F.M. Light & Sons celebrated its 100th anniversary and its pioneer heritage this year with a series of community events.
“For five generations of Light and Lockhart family members, the recipe for success has been their integrity and hard work,” Schlicht said. “This year, they sponsored a Wild West Show, hosted a downtown hoedown and produced a video. They even produced an old-time newspaper. If Main Street Steamboat has an anchor tenant, it’s F.M. Light & Sons.”
Schlicht also celebrated Kerst’s record of community service. A former Chamber board president, he also has served the Community Agriculture Alliance, Strings in the Mountains, Northwest Col–orado Visiting Nurse As–sociation, Yampa Valley Healthcare Association and the 4-H Junior Livestock Sale.
“He embodies what it means to be a business and civic leader,” Schlicht said.
Chamber Executive Vice President Sandy Evans Hall introduced incoming board President Kathy Stokes to the membership. Stokes owns the Steamboat PostNet with her husband, Terry.
She emphasized the importance to the business community of working with other community groups.

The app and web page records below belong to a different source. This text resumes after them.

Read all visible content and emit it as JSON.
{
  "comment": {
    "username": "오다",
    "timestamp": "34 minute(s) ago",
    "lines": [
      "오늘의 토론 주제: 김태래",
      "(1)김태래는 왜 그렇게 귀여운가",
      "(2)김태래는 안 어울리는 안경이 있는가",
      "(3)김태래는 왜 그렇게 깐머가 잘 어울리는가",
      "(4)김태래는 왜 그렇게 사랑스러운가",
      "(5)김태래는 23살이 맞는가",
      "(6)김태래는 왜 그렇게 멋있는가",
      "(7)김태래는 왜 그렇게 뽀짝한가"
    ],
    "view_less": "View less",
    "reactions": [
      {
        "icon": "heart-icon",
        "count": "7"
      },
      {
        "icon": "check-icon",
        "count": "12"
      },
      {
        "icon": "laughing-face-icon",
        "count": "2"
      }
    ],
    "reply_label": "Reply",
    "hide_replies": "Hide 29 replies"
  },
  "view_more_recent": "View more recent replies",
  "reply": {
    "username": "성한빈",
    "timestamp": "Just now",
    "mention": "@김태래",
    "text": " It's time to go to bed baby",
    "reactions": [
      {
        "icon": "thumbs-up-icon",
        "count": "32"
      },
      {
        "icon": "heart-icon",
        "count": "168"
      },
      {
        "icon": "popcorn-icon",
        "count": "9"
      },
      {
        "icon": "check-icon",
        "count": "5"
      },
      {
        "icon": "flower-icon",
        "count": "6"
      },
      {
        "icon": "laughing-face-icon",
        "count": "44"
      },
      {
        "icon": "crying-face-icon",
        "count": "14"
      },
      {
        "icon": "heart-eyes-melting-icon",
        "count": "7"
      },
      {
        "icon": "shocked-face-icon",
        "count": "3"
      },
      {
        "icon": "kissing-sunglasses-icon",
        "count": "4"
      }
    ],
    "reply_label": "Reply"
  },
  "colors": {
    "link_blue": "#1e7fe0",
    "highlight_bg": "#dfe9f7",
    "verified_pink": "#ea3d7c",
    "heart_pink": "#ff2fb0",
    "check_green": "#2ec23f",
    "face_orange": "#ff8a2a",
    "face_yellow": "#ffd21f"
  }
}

“I would like to see us foster good community and regional relationships,” Stokes said. “I want us to continue to work with (Steamboat Springs School District Superintendent) Donna Howell and our school officials on school needs and field usage.
“I want us to continue to partner with (county manager) Tom Sullivan and the county commissioners on our regional airport and year-round air service. I want us to be at the table with our City Council to ensure we maintain a strong economy so that together we meet the needs of our community. And I want to continue to reach out to our regional neighbors in order to work together on workforce housing and economic development solutions that are mutually beneficial.”
— Pilot & Today Staff